Top of Record extracts
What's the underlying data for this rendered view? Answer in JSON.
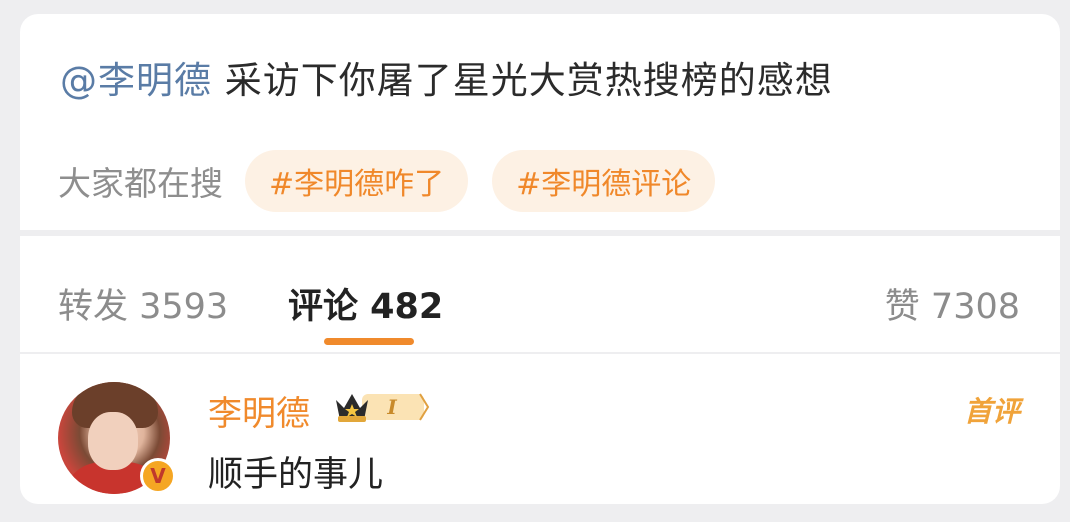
{
  "post": {
    "mention": "@李明德",
    "text": " 采访下你屠了星光大赏热搜榜的感想"
  },
  "search": {
    "label": "大家都在搜",
    "tags": [
      "#李明德咋了",
      "#李明德评论"
    ]
  },
  "tabs": {
    "repost": "转发 3593",
    "comment": "评论 482",
    "like": "赞 7308"
  },
  "comment": {
    "author": "李明德",
    "vip_level": "I",
    "text": "顺手的事儿",
    "first_label": "首评",
    "verified_mark": "V"
  },
  "colors": {
    "accent": "#f08a2c",
    "mention": "#5a7ca6",
    "tag_bg": "#fdf1e4"
  }
}
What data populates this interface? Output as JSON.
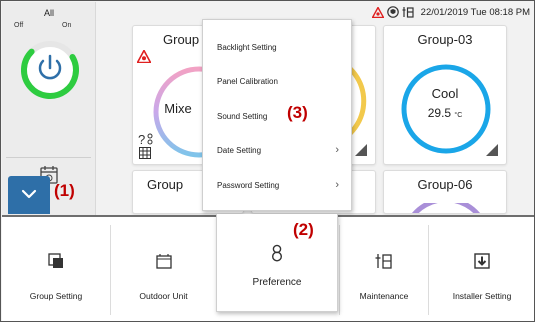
{
  "sidebar": {
    "all_label": "All",
    "off_label": "Off",
    "on_label": "On",
    "schedule_label": "Schedule"
  },
  "status_bar": {
    "datetime": "22/01/2019 Tue 08:18 PM",
    "icons": [
      "warning-icon",
      "shield-icon",
      "tools-icon"
    ]
  },
  "groups": [
    {
      "title": "Group",
      "mode": "Mixe",
      "temperature": "",
      "ring_color": "#d8a7e6"
    },
    {
      "title": "",
      "mode": "",
      "temperature": "",
      "ring_color": "#f2c94c"
    },
    {
      "title": "Group-03",
      "mode": "Cool",
      "temperature": "29.5",
      "unit": "°C",
      "ring_color": "#1aa6e8"
    },
    {
      "title": "Group",
      "mode": "",
      "temperature": "",
      "ring_color": "#cfcfcf"
    },
    {
      "title": "Group-06",
      "mode": "",
      "temperature": "",
      "ring_color": "#a98fd8"
    }
  ],
  "dropdown": {
    "items": [
      {
        "label": "Backlight Setting",
        "has_submenu": false
      },
      {
        "label": "Panel Calibration",
        "has_submenu": false
      },
      {
        "label": "Sound Setting",
        "has_submenu": false
      },
      {
        "label": "Date Setting",
        "has_submenu": true
      },
      {
        "label": "Password Setting",
        "has_submenu": true
      }
    ]
  },
  "bottom_menu": {
    "items": [
      {
        "label": "Group Setting",
        "icon": "group-setting-icon"
      },
      {
        "label": "Outdoor Unit",
        "icon": "outdoor-unit-icon"
      },
      {
        "label": "Preference",
        "icon": "preference-icon",
        "active": true
      },
      {
        "label": "Maintenance",
        "icon": "maintenance-icon"
      },
      {
        "label": "Installer Setting",
        "icon": "installer-setting-icon"
      }
    ]
  },
  "annotations": {
    "a1": "(1)",
    "a2": "(2)",
    "a3": "(3)"
  },
  "colors": {
    "accent": "#2e6fa8",
    "power_ring": "#2ecc40",
    "warning": "#e02020",
    "annotation": "#c00000"
  }
}
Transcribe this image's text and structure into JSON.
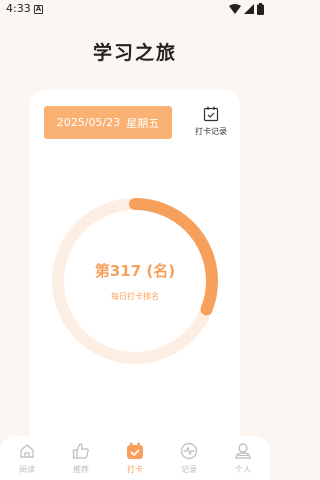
{
  "status_bar": {
    "time": "4:33",
    "badge": "A"
  },
  "page": {
    "title": "学习之旅"
  },
  "card": {
    "date": "2025/05/23",
    "weekday": "星期五",
    "record_label": "打卡记录"
  },
  "ring": {
    "progress_fraction": 0.31,
    "track_color": "#FDEEE3",
    "progress_color": "#F7A05C"
  },
  "rank": {
    "text": "第317 (名)",
    "label": "每日打卡排名"
  },
  "nav": {
    "items": [
      {
        "label": "阅读",
        "icon": "home-icon",
        "active": false
      },
      {
        "label": "推荐",
        "icon": "thumbs-up-icon",
        "active": false
      },
      {
        "label": "打卡",
        "icon": "checkin-icon",
        "active": true
      },
      {
        "label": "记录",
        "icon": "activity-icon",
        "active": false
      },
      {
        "label": "个人",
        "icon": "person-icon",
        "active": false
      }
    ]
  },
  "colors": {
    "accent": "#F7A05C",
    "date_button": "#F9B273",
    "background": "#FBF6F2"
  }
}
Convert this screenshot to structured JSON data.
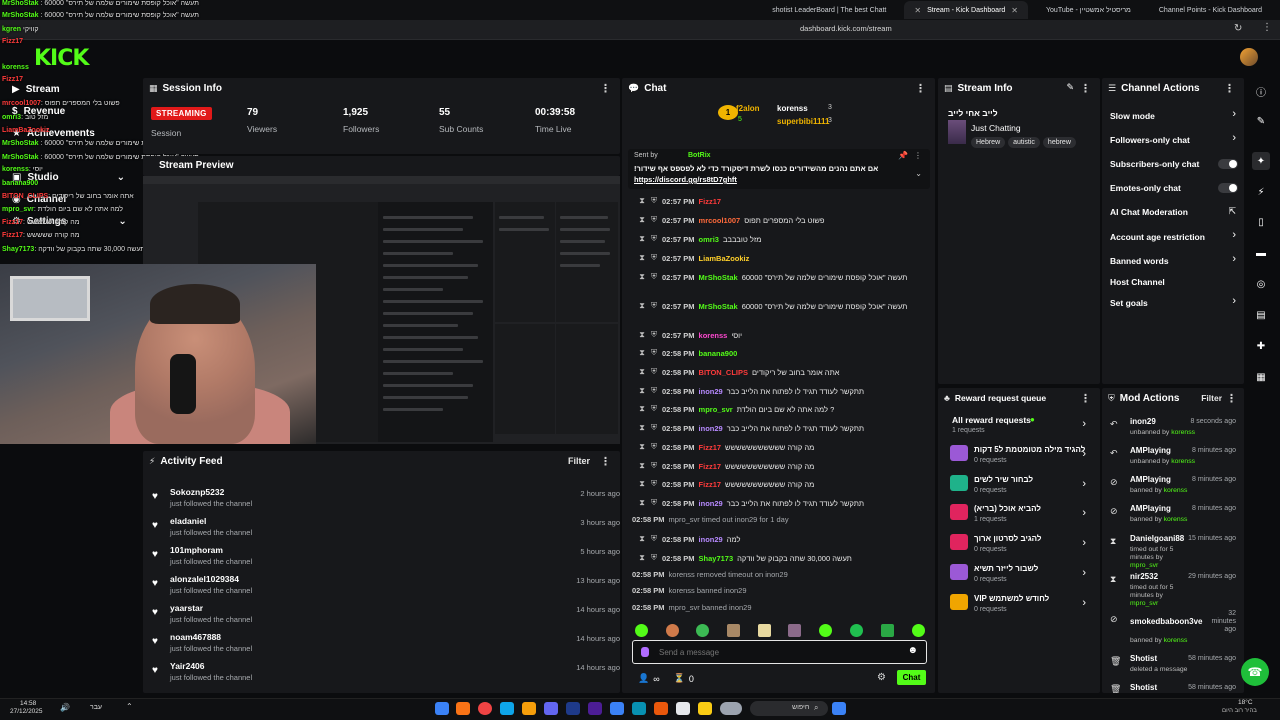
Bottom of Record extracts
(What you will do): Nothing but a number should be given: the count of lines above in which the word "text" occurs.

(Response to this exercise): 4